Three Essays on the Fundamentals of Piano-Playing


These three essays are the result of my efforts over several years to gain a fundamental understanding of what I was trying to do when I sat at the piano. I am not a professional musician, but an amateur; before my retirement I was a mathematics professor. And while many have claimed, without explanation, that music and mathematics are related,1 that hardly makes me an expert on the former.

With trivial exceptions, my formal musical training has been limited to piano lessons, - about four years as a child, then nothing, through lack of opportunity, until age thirty-eight - with a number of reputable teachers (in three countries) but, except for my present teacher, Lawrence Pitchko, they were all extremely reluctant to consider the kind of analytical approach that is so natural to me. This reluctance even extended to the teaching of technique which was largely limited to such remarks as, "Keep your elbows out," or, "Chopin Etudes will give you all the technique you'll ever need." There was no question of the quality of their ears or their musical knowledge. They were not only teachers but experienced performers. They knew a good result when they heard it. But it forced this poor student into a trial-and-error procedure, praised when rarely lucky and criticized otherwise. Although horribly inefficient, such a system can work in the long run and, for a student with great musical gifts who needs only guidance and not instruction, it can work well. But it was not for me; I made no progress for years. An alternative, if unwieldy, title for these essays would be: 'What I wish my teachers had told me years ago.' Part of my problem was language. A certain lack of precision in musical terminology is probably unavoidable; even metronome markings are subject to interpretation. But more difficult for me was the fact that almost all musical terms, whether used by composer or teacher, refer only to the desired effect. They say nothing whatsoever about how to produce that effect. This is obvious with a term like "misterioso," but it is true to some degree of all. "Allegro" and "andante" are more an expression of mood than of tempo, and "allegro" is not necessarily the faster. As we shall see, "legato" and "staccato" denote differences in tone quality as much as note duration.
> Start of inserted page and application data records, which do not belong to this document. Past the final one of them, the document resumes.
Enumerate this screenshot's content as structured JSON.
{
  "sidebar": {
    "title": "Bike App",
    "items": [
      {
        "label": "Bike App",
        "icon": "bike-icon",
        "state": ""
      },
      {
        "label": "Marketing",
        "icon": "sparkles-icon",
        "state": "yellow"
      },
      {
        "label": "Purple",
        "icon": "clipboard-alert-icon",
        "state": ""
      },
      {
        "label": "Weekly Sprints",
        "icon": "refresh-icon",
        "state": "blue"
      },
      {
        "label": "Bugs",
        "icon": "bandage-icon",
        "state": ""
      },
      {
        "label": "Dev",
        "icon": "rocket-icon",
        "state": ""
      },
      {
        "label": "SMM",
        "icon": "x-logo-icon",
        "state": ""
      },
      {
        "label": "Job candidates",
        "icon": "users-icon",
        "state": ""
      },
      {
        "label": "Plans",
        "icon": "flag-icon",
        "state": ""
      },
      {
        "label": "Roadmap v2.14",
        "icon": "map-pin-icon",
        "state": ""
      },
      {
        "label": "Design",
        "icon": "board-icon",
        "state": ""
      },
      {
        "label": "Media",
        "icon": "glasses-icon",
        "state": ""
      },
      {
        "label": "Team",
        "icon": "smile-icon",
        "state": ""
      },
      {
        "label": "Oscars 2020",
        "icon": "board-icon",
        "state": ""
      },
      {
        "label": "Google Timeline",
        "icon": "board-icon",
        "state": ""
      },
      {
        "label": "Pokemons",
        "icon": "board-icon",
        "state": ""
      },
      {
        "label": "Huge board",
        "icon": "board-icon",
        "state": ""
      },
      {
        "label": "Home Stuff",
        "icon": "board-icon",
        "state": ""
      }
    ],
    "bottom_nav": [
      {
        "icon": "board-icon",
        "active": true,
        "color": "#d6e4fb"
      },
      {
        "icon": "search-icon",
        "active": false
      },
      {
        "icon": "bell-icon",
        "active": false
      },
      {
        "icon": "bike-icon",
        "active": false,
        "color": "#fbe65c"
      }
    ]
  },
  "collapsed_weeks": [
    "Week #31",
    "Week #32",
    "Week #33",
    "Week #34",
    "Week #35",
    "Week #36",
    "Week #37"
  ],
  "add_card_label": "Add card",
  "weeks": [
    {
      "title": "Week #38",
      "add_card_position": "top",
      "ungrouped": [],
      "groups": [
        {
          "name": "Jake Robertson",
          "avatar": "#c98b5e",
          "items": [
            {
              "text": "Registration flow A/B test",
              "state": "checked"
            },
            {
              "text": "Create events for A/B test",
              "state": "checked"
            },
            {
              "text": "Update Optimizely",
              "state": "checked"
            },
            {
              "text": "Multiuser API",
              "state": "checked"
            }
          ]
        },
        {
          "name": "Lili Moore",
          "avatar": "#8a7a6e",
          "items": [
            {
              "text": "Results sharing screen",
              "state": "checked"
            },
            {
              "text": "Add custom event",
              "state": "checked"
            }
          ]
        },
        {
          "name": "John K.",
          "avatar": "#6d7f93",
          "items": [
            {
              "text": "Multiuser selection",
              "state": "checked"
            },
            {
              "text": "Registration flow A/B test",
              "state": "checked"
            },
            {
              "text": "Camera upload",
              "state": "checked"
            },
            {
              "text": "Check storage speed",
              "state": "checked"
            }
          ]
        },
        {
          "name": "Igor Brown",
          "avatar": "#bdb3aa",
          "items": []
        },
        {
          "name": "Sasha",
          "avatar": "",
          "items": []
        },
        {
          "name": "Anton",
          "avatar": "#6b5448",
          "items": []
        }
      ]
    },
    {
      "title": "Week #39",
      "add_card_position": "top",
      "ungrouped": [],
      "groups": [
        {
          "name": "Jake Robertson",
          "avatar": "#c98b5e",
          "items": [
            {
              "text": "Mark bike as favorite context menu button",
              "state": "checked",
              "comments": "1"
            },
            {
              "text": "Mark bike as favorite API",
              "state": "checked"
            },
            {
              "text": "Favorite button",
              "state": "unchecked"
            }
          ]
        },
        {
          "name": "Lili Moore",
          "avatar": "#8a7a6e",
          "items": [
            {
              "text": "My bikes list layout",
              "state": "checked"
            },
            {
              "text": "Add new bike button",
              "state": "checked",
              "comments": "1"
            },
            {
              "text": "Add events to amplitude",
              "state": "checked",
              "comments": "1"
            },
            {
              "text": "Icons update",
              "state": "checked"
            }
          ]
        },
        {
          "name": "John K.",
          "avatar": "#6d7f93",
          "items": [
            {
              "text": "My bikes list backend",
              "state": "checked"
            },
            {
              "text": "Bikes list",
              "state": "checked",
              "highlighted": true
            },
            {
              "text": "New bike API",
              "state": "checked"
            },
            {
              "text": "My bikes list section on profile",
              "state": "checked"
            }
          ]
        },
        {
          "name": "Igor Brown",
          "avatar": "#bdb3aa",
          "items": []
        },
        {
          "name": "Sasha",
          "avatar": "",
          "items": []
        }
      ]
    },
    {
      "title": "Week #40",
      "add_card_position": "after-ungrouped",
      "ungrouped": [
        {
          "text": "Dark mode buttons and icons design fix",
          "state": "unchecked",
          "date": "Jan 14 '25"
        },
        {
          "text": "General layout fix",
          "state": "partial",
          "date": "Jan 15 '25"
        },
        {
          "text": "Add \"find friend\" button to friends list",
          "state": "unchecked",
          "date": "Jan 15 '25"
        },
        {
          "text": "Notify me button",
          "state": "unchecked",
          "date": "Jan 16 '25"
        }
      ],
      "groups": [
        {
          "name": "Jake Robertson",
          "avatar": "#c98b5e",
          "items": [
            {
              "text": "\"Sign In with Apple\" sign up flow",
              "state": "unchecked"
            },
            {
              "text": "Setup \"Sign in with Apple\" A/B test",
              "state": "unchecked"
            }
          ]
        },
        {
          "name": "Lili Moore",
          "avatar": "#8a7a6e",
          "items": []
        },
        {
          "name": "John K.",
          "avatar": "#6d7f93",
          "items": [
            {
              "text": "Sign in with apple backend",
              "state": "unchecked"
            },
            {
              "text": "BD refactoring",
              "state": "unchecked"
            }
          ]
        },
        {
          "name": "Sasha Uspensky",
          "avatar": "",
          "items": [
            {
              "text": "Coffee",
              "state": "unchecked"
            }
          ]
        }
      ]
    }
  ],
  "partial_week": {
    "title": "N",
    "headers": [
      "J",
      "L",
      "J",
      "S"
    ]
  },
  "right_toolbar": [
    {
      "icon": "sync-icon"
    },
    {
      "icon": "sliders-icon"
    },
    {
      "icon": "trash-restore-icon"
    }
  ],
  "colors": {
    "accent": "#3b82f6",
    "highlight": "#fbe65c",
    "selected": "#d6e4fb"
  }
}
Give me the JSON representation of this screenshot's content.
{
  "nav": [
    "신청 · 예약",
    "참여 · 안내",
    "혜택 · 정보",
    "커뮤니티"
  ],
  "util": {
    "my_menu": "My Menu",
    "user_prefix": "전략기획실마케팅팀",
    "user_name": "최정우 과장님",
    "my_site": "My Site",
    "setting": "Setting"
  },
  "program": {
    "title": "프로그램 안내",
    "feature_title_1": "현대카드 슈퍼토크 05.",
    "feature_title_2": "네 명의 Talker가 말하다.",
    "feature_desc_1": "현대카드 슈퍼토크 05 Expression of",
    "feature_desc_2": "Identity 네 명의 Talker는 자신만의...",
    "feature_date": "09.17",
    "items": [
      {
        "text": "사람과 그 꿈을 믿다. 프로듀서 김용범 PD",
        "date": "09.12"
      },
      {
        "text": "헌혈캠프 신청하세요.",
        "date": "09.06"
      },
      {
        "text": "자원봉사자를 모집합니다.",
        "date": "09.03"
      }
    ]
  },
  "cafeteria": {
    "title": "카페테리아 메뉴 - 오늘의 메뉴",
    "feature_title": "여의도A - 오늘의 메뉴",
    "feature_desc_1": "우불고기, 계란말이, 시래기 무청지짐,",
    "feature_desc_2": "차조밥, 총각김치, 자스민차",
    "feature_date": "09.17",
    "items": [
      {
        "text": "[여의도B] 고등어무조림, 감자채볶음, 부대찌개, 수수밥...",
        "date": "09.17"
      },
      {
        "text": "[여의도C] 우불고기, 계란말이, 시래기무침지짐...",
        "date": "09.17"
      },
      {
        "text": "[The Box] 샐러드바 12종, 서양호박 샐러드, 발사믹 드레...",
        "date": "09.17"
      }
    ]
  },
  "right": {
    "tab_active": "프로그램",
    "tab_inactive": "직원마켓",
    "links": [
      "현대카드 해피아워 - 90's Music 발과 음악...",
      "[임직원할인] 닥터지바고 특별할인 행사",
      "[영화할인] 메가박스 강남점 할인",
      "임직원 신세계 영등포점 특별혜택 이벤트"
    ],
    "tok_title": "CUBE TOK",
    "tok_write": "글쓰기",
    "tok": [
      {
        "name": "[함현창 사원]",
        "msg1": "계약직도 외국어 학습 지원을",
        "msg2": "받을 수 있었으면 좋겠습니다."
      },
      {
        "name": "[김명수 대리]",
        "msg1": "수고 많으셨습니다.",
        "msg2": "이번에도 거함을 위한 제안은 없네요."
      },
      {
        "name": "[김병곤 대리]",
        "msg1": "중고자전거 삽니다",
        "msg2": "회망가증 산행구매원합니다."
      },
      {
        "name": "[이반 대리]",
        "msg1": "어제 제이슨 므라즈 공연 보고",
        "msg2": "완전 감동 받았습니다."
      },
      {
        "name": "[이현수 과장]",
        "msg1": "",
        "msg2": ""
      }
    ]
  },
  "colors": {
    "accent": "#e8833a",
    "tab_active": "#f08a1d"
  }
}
While my teachers seemed unable to explain how to achieve desired effects in physical terms, they did have a number of psychological tricks up their sleeve. For suitable phrasing, "Sing the melody."  To establish a meter, "Count aloud." To shape a rhythmic figure, "Set words to it." Needless to say, I find this approach frustrating. While it may work, it explains nothing. As for the concept of "weight," my complete inability to come up with a physical or physiological justification of it makes me wonder if it, too, is more of a psychological device than a genuine technical procedure. And there is no point in telling a student to listen if you don't tell him what to listen for.

What are the physical means by which a performer communicates to a listener? He can act with facial expressions and bodily movements, even sing along, but these are distracting rather than communicative, and suggest that the performer lacks confidence in the music. This listener shuts his eyes.) Unless one believes in mental telepathy, there is only the sound he produces. And there are only three independent elements in that sound: Tone, Timing, Dynamics. (Improvisation introduces a fourth element.) Any desired effect can only be obtained by the manipulation of these three fundamentals. There is nothing else.

We begin with a discussion of that long disputed topic, tone.





Published by Sandstone ePress